**TASK REQUIREMENTS**
Without changing a character, output all of the records.

**RECORDS FOR THIS TASK**
....

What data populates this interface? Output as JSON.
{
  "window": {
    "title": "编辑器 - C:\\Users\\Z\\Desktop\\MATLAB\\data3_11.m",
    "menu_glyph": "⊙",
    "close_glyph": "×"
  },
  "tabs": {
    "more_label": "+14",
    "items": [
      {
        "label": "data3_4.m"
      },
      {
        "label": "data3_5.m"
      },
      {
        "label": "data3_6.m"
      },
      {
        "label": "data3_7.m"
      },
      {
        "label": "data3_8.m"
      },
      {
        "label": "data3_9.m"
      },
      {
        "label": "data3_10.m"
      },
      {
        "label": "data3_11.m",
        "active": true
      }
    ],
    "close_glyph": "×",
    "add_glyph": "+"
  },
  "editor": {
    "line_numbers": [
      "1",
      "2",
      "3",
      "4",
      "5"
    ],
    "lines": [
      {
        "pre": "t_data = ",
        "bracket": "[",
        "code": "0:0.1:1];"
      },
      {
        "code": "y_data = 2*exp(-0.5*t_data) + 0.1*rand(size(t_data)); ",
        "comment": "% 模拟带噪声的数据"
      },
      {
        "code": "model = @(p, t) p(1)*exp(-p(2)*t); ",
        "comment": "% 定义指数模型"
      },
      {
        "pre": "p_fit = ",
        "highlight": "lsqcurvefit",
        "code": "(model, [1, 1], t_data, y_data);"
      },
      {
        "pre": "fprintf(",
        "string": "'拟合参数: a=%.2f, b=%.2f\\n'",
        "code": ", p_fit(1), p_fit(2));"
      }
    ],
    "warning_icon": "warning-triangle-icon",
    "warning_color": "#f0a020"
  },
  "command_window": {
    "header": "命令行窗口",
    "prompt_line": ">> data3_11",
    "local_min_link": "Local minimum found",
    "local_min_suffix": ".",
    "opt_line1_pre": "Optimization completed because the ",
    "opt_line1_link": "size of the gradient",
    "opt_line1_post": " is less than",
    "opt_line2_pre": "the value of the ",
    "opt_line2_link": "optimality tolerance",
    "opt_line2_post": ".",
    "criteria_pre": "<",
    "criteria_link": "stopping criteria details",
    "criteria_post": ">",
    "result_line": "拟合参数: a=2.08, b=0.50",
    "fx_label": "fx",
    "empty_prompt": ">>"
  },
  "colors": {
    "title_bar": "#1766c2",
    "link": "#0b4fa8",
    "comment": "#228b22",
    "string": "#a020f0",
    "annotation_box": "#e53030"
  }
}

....

**WORKED SOLUTION**
What data populates this interface? Output as JSON.
{
  "window": {
    "title": "编辑器 - C:\\Users\\Z\\Desktop\\MATLAB\\data3_11.m",
    "menu_glyph": "⊙",
    "close_glyph": "×"
  },
  "tabs": {
    "more_label": "+14",
    "items": [
      {
        "label": "data3_4.m"
      },
      {
        "label": "data3_5.m"
      },
      {
        "label": "data3_6.m"
      },
      {
        "label": "data3_7.m"
      },
      {
        "label": "data3_8.m"
      },
      {
        "label": "data3_9.m"
      },
      {
        "label": "data3_10.m"
      },
      {
        "label": "data3_11.m",
        "active": true
      }
    ],
    "close_glyph": "×",
    "add_glyph": "+"
  },
  "editor": {
    "line_numbers": [
      "1",
      "2",
      "3",
      "4",
      "5"
    ],
    "lines": [
      {
        "pre": "t_data = ",
        "bracket": "[",
        "code": "0:0.1:1];"
      },
      {
        "code": "y_data = 2*exp(-0.5*t_data) + 0.1*rand(size(t_data)); ",
        "comment": "% 模拟带噪声的数据"
      },
      {
        "code": "model = @(p, t) p(1)*exp(-p(2)*t); ",
        "comment": "% 定义指数模型"
      },
      {
        "pre": "p_fit = ",
        "highlight": "lsqcurvefit",
        "code": "(model, [1, 1], t_data, y_data);"
      },
      {
        "pre": "fprintf(",
        "string": "'拟合参数: a=%.2f, b=%.2f\\n'",
        "code": ", p_fit(1), p_fit(2));"
      }
    ],
    "warning_icon": "warning-triangle-icon",
    "warning_color": "#f0a020"
  },
  "command_window": {
    "header": "命令行窗口",
    "prompt_line": ">> data3_11",
    "local_min_link": "Local minimum found",
    "local_min_suffix": ".",
    "opt_line1_pre": "Optimization completed because the ",
    "opt_line1_link": "size of the gradient",
    "opt_line1_post": " is less than",
    "opt_line2_pre": "the value of the ",
    "opt_line2_link": "optimality tolerance",
    "opt_line2_post": ".",
    "criteria_pre": "<",
    "criteria_link": "stopping criteria details",
    "criteria_post": ">",
    "result_line": "拟合参数: a=2.08, b=0.50",
    "fx_label": "fx",
    "empty_prompt": ">>"
  },
  "colors": {
    "title_bar": "#1766c2",
    "link": "#0b4fa8",
    "comment": "#228b22",
    "string": "#a020f0",
    "annotation_box": "#e53030"
  }
}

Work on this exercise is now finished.